|PubMed (9653160):|| Mao M, Fu G, Wu JS, Zhang QH, Zhou J, Kan LX, Huang QH, He KL, Gu BW, HanZG, Shen Y, Gu J, Yu YP, Xu SH, Wang YX, Chen SJ, Chen Z. Identification of genes expressed in human CD34(+) hematopoieticstem/progenitor cells by expressed sequence tags and efficient full-length cDNAcloning.Proc Natl Acad Sci U S A. 1998 Jul 7;95(14):8175-80. PMID: 9653160 [PubMed - indexed for MEDLINE]|

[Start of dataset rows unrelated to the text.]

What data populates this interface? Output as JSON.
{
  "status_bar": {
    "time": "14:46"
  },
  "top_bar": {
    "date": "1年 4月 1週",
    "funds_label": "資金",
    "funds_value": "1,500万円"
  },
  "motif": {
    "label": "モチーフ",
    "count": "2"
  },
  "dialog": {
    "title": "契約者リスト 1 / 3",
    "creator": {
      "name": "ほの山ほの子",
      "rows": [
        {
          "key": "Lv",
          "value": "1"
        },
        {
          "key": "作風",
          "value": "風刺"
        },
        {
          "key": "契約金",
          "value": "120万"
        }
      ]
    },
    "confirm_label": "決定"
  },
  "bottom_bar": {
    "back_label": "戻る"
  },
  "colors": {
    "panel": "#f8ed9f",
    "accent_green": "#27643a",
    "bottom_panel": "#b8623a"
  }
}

Hematopoietic stem/progenitor cells (HSPCs) possess the potentials of self-renewal, proliferation, and differentiation toward different lineages of blood cells. These cells not only play a primordial role in hematopoietic development but also have important clinical application. Characterization of the gene expression profile in CD34(+) HSPCs may lead to a better understanding of the regulation of normal and pathological hematopoiesis. In the present work, genes expressed in human umbilical cord blood CD34(+) cells were catalogued by partially sequencing a large amount of cDNA clones [or expressed sequence tags (ESTs)] and analyzing these sequences with the tools of bioinformatics. Among 9,866 ESTs thus obtained, 4,697 (47.6%) showed identity to known genes in the GenBank database, 2, 603 (26.4%) matched to the ESTs previously deposited in a public domain database, 1,415 (14.3%) were previously undescribed ESTs, and the remaining 1,151 (11.7%) were mitochondrial DNA, ribosomal RNA, or repetitive (Alu or L1) sequences. Integration of ESTs of known genes generated a profile including 855 genes that could be divided into different categories according to their functions. Some (8.2%) of the genes in this profile were considered related to early hematopoiesis. The possible function of ESTs corresponding to so far unknown genes were approached by means of homology and functional motif searches. Moreover, attempts were made to generate libraries enriched for full-length cDNAs, to better explore the genes in HSPCs. Nearly 60% of the cDNA clones of mRNA under 2 kb in our libraries had 5' ends upstream of the first ATG codon of the ORF. With this satisfactory result, we have developed an efficient working system that allowed fast sequencing of 32 full-length cDNAs, 16 of them being mapped to the chromosomes with radiation hybrid panels. This work may lay a basis for the further research on the molecular network of hematopoietic regulation.